Farokh Irani works at St John of God Bendigo Hospital and has 21 years' surgical experience with highly successful outcomes. He has performed over 15,000 cataract procedures. He uses an atraumatic technique with instant vision all under local aesthetic.

He was sub-specialist trained in cataract and refractive surgery in the USA, London and Israel and trained in eye surgery in Sydney. He has a medical degree from Melbourne University with Honours. He is a Fellow of the Royal Australian & New Zealand College of Ophthalmologists and a member of the Australian, American and European society of cataract / refractive surgeons.
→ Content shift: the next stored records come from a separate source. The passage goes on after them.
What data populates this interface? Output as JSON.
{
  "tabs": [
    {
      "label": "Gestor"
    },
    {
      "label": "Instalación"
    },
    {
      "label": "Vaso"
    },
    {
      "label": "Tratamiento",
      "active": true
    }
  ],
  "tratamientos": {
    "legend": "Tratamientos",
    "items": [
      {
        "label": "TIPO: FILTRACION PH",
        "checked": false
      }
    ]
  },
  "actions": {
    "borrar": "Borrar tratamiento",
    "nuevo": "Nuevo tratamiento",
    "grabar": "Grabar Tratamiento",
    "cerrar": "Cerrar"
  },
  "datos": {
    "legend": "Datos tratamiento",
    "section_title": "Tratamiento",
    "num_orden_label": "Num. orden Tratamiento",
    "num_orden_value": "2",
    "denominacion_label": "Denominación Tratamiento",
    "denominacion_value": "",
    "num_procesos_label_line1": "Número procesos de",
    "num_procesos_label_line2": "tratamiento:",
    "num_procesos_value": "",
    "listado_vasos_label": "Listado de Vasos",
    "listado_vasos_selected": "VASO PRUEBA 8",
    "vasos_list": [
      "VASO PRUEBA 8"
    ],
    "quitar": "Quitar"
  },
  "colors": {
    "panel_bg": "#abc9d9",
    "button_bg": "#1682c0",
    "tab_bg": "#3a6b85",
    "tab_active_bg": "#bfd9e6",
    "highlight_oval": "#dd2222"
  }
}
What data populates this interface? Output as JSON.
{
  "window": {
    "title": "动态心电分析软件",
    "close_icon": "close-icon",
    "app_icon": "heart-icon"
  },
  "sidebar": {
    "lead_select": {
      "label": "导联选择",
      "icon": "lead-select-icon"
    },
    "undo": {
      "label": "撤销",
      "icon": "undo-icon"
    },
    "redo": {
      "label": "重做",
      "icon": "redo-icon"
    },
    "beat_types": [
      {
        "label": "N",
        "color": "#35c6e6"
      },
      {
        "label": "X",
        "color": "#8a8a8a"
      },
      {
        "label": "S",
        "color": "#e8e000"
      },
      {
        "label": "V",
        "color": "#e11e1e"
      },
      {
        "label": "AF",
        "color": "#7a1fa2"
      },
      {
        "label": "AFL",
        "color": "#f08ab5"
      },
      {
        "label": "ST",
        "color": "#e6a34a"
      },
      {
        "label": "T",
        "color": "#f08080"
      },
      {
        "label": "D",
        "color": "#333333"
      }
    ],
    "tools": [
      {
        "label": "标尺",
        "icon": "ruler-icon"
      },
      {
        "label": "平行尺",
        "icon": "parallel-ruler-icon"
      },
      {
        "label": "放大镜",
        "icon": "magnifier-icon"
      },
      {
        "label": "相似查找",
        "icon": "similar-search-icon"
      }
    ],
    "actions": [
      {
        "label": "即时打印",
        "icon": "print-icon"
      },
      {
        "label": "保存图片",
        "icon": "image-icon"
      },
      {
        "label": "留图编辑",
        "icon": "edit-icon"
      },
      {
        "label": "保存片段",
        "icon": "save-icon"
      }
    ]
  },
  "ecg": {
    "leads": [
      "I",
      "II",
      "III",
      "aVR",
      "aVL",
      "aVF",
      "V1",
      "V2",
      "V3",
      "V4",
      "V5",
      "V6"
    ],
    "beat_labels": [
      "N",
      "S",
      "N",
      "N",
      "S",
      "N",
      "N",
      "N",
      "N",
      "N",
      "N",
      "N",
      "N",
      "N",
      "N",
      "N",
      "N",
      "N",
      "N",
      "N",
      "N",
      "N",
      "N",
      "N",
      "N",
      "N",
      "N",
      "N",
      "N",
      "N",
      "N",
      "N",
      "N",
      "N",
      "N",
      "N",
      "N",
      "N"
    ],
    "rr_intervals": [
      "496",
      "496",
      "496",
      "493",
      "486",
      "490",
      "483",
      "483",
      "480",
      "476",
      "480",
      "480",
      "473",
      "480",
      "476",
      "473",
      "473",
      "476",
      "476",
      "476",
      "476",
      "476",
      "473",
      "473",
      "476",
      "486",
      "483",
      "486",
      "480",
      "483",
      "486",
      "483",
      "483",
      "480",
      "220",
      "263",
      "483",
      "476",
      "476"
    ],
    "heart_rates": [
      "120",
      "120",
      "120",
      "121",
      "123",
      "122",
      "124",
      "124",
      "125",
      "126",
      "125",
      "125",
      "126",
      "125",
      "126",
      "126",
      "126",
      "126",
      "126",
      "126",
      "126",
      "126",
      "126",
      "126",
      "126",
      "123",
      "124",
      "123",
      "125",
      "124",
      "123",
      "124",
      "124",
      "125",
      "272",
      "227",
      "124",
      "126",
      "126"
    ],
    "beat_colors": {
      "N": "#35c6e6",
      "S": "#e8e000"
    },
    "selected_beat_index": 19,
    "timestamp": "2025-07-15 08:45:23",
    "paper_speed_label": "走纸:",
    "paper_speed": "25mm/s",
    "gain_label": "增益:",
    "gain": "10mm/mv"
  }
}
He is a regular contributor to international and local meetings. Mr Irani has a major role training junior eye doctors and travels to third world counties to restore sight to the desperately poor. He pioneered low-stress cataract surgery with no needle and no stitch which allows patients to walk in and walk out with no eye pad or covering afterwards and sight restored immediately.